Top of Dataset excerpts
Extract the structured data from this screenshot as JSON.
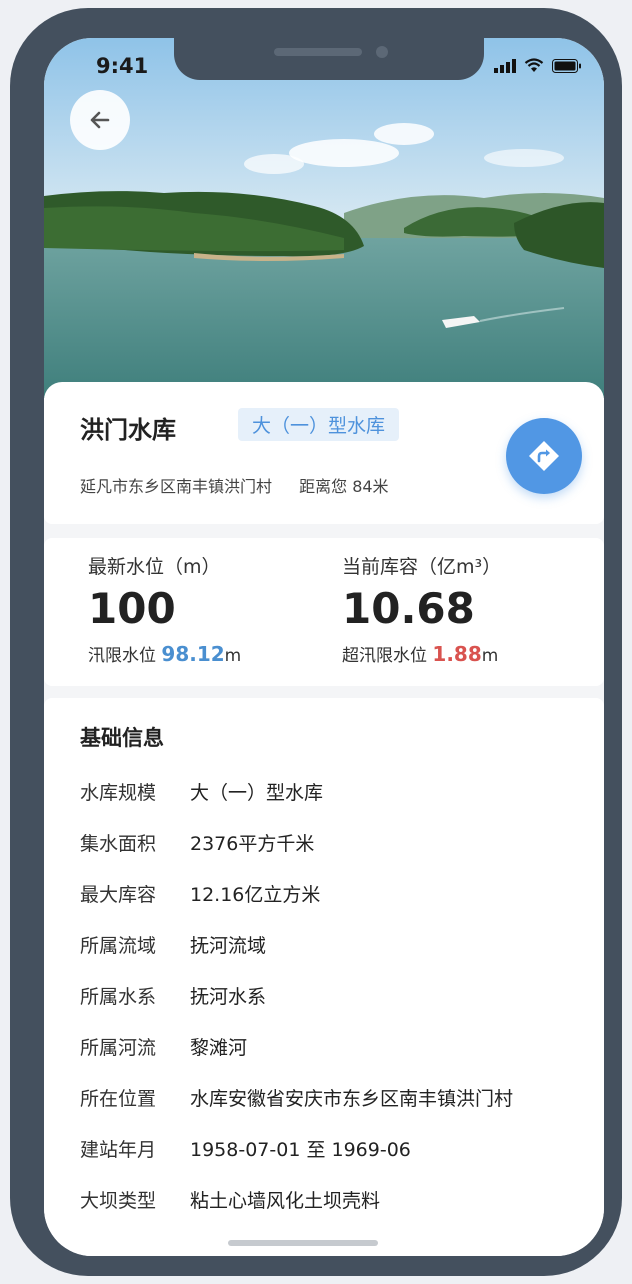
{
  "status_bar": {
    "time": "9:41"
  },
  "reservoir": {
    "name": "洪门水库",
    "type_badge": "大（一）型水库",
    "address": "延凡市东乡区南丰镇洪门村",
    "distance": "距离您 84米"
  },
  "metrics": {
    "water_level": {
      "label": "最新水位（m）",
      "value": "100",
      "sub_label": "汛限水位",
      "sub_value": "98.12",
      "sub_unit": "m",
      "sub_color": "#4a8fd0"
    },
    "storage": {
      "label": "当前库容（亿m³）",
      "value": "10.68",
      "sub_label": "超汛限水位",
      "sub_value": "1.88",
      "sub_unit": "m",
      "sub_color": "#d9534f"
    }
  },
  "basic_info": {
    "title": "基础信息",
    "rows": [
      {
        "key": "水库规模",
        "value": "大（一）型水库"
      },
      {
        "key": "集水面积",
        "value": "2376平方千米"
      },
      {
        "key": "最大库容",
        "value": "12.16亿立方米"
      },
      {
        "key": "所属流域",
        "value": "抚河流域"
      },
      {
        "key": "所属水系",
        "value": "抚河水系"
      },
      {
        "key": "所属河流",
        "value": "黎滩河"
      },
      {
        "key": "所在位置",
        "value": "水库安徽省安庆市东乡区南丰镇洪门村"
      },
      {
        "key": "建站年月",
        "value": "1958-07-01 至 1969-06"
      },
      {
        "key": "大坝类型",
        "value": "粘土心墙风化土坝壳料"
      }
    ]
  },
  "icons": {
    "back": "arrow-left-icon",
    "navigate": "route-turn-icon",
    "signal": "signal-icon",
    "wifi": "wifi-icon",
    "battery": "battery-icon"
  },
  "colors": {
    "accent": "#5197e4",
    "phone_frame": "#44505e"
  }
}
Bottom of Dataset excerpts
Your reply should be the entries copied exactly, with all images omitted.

Extract the structured data from this screenshot as JSON.
{
  "status_bar": {
    "time": "9:41"
  },
  "reservoir": {
    "name": "洪门水库",
    "type_badge": "大（一）型水库",
    "address": "延凡市东乡区南丰镇洪门村",
    "distance": "距离您 84米"
  },
  "metrics": {
    "water_level": {
      "label": "最新水位（m）",
      "value": "100",
      "sub_label": "汛限水位",
      "sub_value": "98.12",
      "sub_unit": "m",
      "sub_color": "#4a8fd0"
    },
    "storage": {
      "label": "当前库容（亿m³）",
      "value": "10.68",
      "sub_label": "超汛限水位",
      "sub_value": "1.88",
      "sub_unit": "m",
      "sub_color": "#d9534f"
    }
  },
  "basic_info": {
    "title": "基础信息",
    "rows": [
      {
        "key": "水库规模",
        "value": "大（一）型水库"
      },
      {
        "key": "集水面积",
        "value": "2376平方千米"
      },
      {
        "key": "最大库容",
        "value": "12.16亿立方米"
      },
      {
        "key": "所属流域",
        "value": "抚河流域"
      },
      {
        "key": "所属水系",
        "value": "抚河水系"
      },
      {
        "key": "所属河流",
        "value": "黎滩河"
      },
      {
        "key": "所在位置",
        "value": "水库安徽省安庆市东乡区南丰镇洪门村"
      },
      {
        "key": "建站年月",
        "value": "1958-07-01 至 1969-06"
      },
      {
        "key": "大坝类型",
        "value": "粘土心墙风化土坝壳料"
      }
    ]
  },
  "icons": {
    "back": "arrow-left-icon",
    "navigate": "route-turn-icon",
    "signal": "signal-icon",
    "wifi": "wifi-icon",
    "battery": "battery-icon"
  },
  "colors": {
    "accent": "#5197e4",
    "phone_frame": "#44505e"
  }
}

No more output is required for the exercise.